Excerpts from an interface dataset:

################

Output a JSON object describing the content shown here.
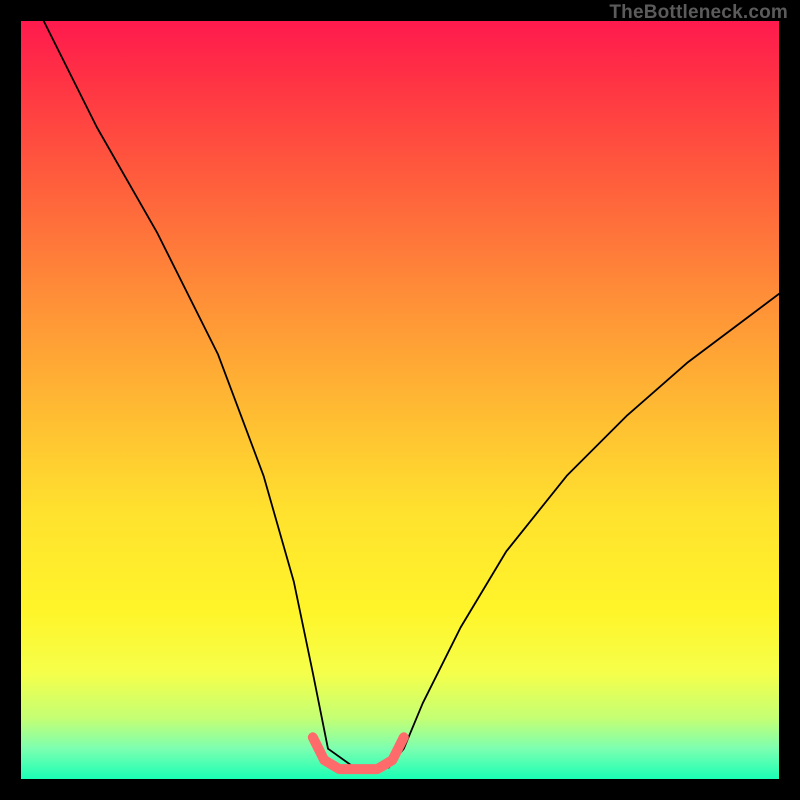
{
  "watermark": "TheBottleneck.com",
  "chart_data": {
    "type": "line",
    "title": "",
    "xlabel": "",
    "ylabel": "",
    "xlim": [
      0,
      100
    ],
    "ylim": [
      0,
      100
    ],
    "series": [
      {
        "name": "bottleneck-curve",
        "x": [
          3,
          10,
          18,
          26,
          32,
          36,
          38.5,
          40.5,
          44,
          48.5,
          50.5,
          53,
          58,
          64,
          72,
          80,
          88,
          96,
          100
        ],
        "y": [
          100,
          86,
          72,
          56,
          40,
          26,
          14,
          4,
          1.5,
          1.5,
          4,
          10,
          20,
          30,
          40,
          48,
          55,
          61,
          64
        ],
        "color": "#000000",
        "width": 1.8
      },
      {
        "name": "optimal-segment",
        "x": [
          38.5,
          40,
          42,
          44,
          47,
          49,
          50.5
        ],
        "y": [
          5.5,
          2.5,
          1.3,
          1.3,
          1.3,
          2.5,
          5.5
        ],
        "color": "#ff6a6a",
        "width": 10
      }
    ],
    "gradient_stops": [
      {
        "pos": 0,
        "color": "#ff1a4e"
      },
      {
        "pos": 8,
        "color": "#ff3344"
      },
      {
        "pos": 20,
        "color": "#ff5a3d"
      },
      {
        "pos": 35,
        "color": "#ff8a38"
      },
      {
        "pos": 50,
        "color": "#ffb733"
      },
      {
        "pos": 65,
        "color": "#ffe22e"
      },
      {
        "pos": 78,
        "color": "#fff52a"
      },
      {
        "pos": 86,
        "color": "#f5ff4a"
      },
      {
        "pos": 92,
        "color": "#c4ff74"
      },
      {
        "pos": 96,
        "color": "#7cffb0"
      },
      {
        "pos": 100,
        "color": "#1affb5"
      }
    ]
  }
}
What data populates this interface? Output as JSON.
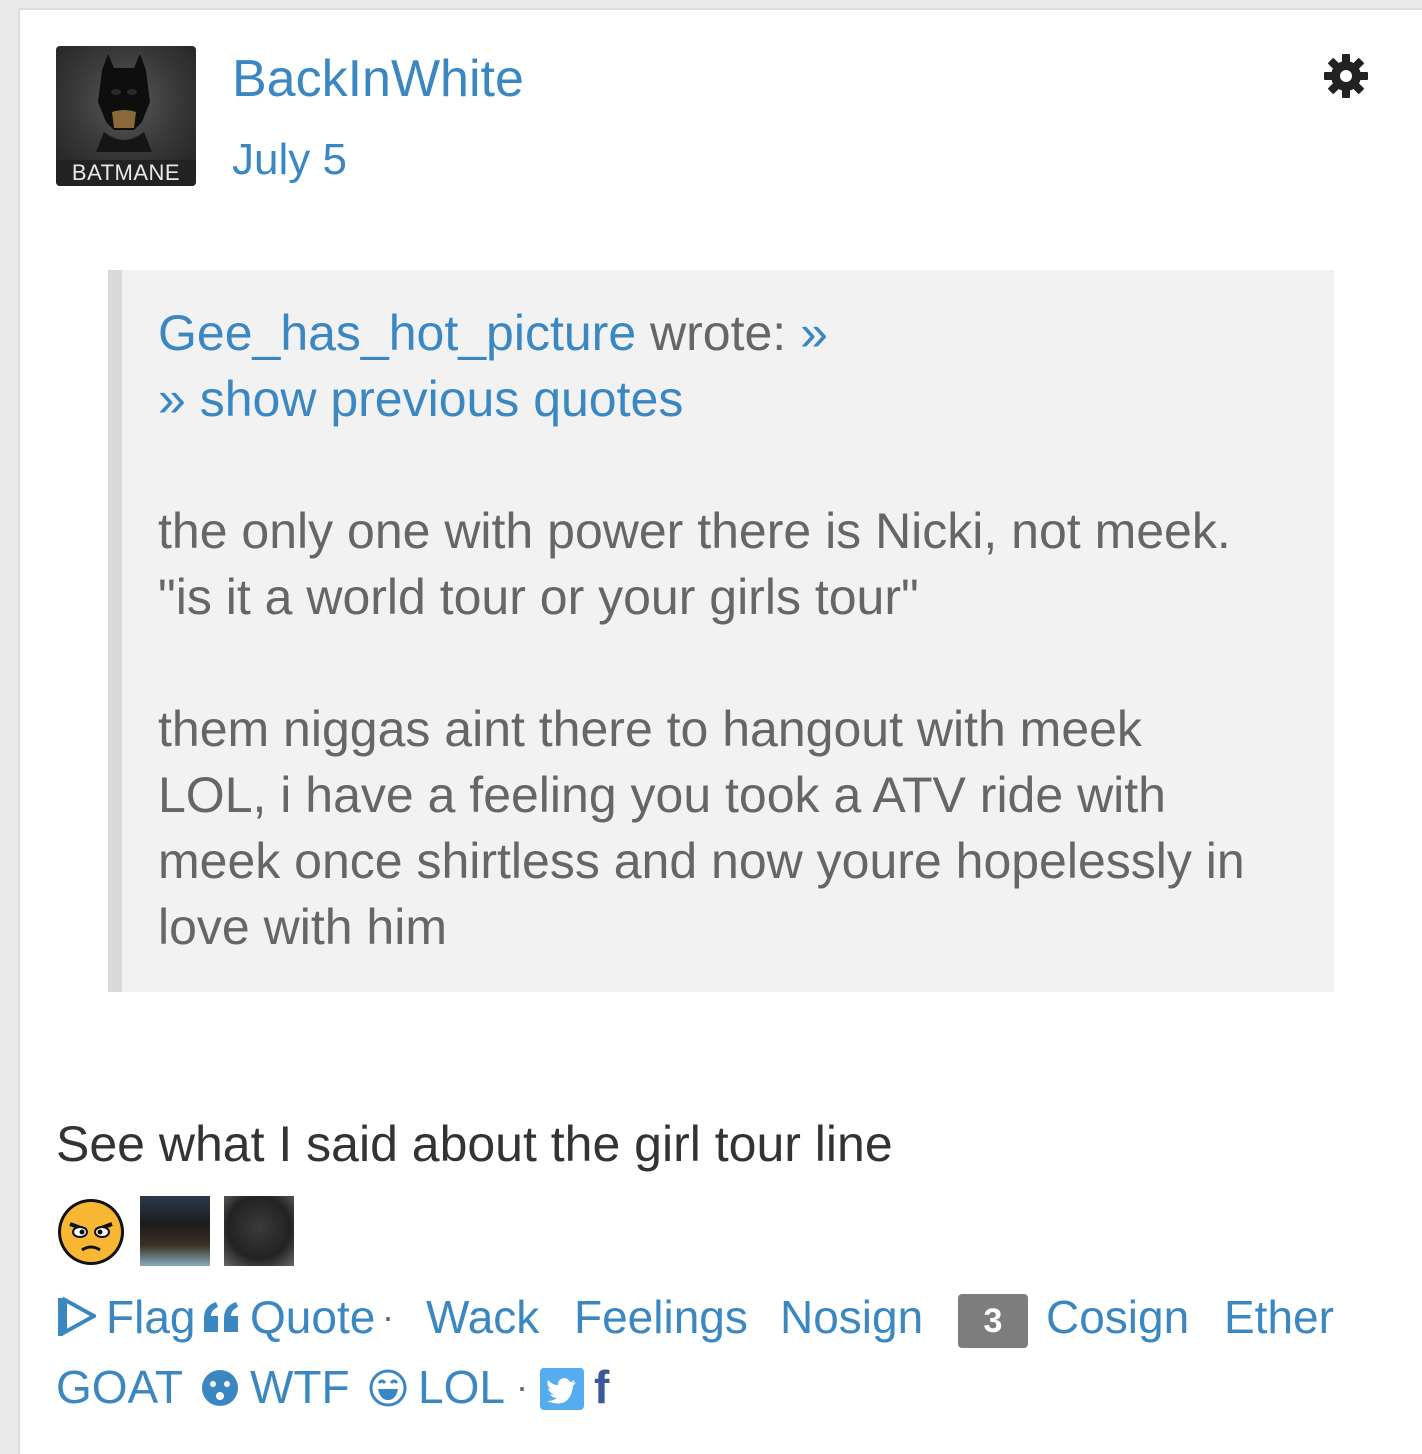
{
  "post": {
    "username": "BackInWhite",
    "date": "July 5",
    "avatar_caption": "BATMANE",
    "quote": {
      "author": "Gee_has_hot_picture",
      "wrote": " wrote: ",
      "arrow": "»",
      "show_previous": "» show previous quotes",
      "paragraphs": [
        "the only one with power there is Nicki, not meek.\n\"is it a world tour or your girls tour\"",
        "them niggas aint there to hangout with meek\nLOL, i have a feeling you took a ATV ride with\nmeek once shirtless and now youre hopelessly in\nlove with him"
      ]
    },
    "body": "See what I said about the girl tour line"
  },
  "reactors": [
    "angry-emoji",
    "user-avatar-1",
    "user-avatar-2"
  ],
  "actions": {
    "flag": "Flag",
    "quote": "Quote",
    "separator": "·",
    "wack": "Wack",
    "feelings": "Feelings",
    "nosign": "Nosign",
    "cosign_count": "3",
    "cosign": "Cosign",
    "ether": "Ether",
    "goat": "GOAT",
    "wtf": "WTF",
    "lol": "LOL",
    "facebook": "f"
  },
  "colors": {
    "link": "#3a87c2",
    "quote_bg": "#f2f2f2",
    "quote_border": "#dadada",
    "badge": "#7d7d7d",
    "twitter": "#55acee",
    "facebook": "#3b5998"
  }
}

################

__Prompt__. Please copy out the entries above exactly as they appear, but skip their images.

__Exercise output__.
Output a JSON object describing the content shown here.
{
  "watermark": "TheBottleneck.com",
  "chart_data": {
    "type": "line",
    "title": "",
    "xlabel": "",
    "ylabel": "",
    "xlim": [
      0,
      100
    ],
    "ylim": [
      0,
      100
    ],
    "series": [
      {
        "name": "bottleneck-curve",
        "x": [
          3,
          10,
          18,
          26,
          32,
          36,
          38.5,
          40.5,
          44,
          48.5,
          50.5,
          53,
          58,
          64,
          72,
          80,
          88,
          96,
          100
        ],
        "y": [
          100,
          86,
          72,
          56,
          40,
          26,
          14,
          4,
          1.5,
          1.5,
          4,
          10,
          20,
          30,
          40,
          48,
          55,
          61,
          64
        ],
        "color": "#000000",
        "width": 1.8
      },
      {
        "name": "optimal-segment",
        "x": [
          38.5,
          40,
          42,
          44,
          47,
          49,
          50.5
        ],
        "y": [
          5.5,
          2.5,
          1.3,
          1.3,
          1.3,
          2.5,
          5.5
        ],
        "color": "#ff6a6a",
        "width": 10
      }
    ],
    "gradient_stops": [
      {
        "pos": 0,
        "color": "#ff1a4e"
      },
      {
        "pos": 8,
        "color": "#ff3344"
      },
      {
        "pos": 20,
        "color": "#ff5a3d"
      },
      {
        "pos": 35,
        "color": "#ff8a38"
      },
      {
        "pos": 50,
        "color": "#ffb733"
      },
      {
        "pos": 65,
        "color": "#ffe22e"
      },
      {
        "pos": 78,
        "color": "#fff52a"
      },
      {
        "pos": 86,
        "color": "#f5ff4a"
      },
      {
        "pos": 92,
        "color": "#c4ff74"
      },
      {
        "pos": 96,
        "color": "#7cffb0"
      },
      {
        "pos": 100,
        "color": "#1affb5"
      }
    ]
  }
}
What data populates this interface? Output as JSON.
{
  "post": {
    "username": "BackInWhite",
    "date": "July 5",
    "avatar_caption": "BATMANE",
    "quote": {
      "author": "Gee_has_hot_picture",
      "wrote": " wrote: ",
      "arrow": "»",
      "show_previous": "» show previous quotes",
      "paragraphs": [
        "the only one with power there is Nicki, not meek.\n\"is it a world tour or your girls tour\"",
        "them niggas aint there to hangout with meek\nLOL, i have a feeling you took a ATV ride with\nmeek once shirtless and now youre hopelessly in\nlove with him"
      ]
    },
    "body": "See what I said about the girl tour line"
  },
  "reactors": [
    "angry-emoji",
    "user-avatar-1",
    "user-avatar-2"
  ],
  "actions": {
    "flag": "Flag",
    "quote": "Quote",
    "separator": "·",
    "wack": "Wack",
    "feelings": "Feelings",
    "nosign": "Nosign",
    "cosign_count": "3",
    "cosign": "Cosign",
    "ether": "Ether",
    "goat": "GOAT",
    "wtf": "WTF",
    "lol": "LOL",
    "facebook": "f"
  },
  "colors": {
    "link": "#3a87c2",
    "quote_bg": "#f2f2f2",
    "quote_border": "#dadada",
    "badge": "#7d7d7d",
    "twitter": "#55acee",
    "facebook": "#3b5998"
  }
}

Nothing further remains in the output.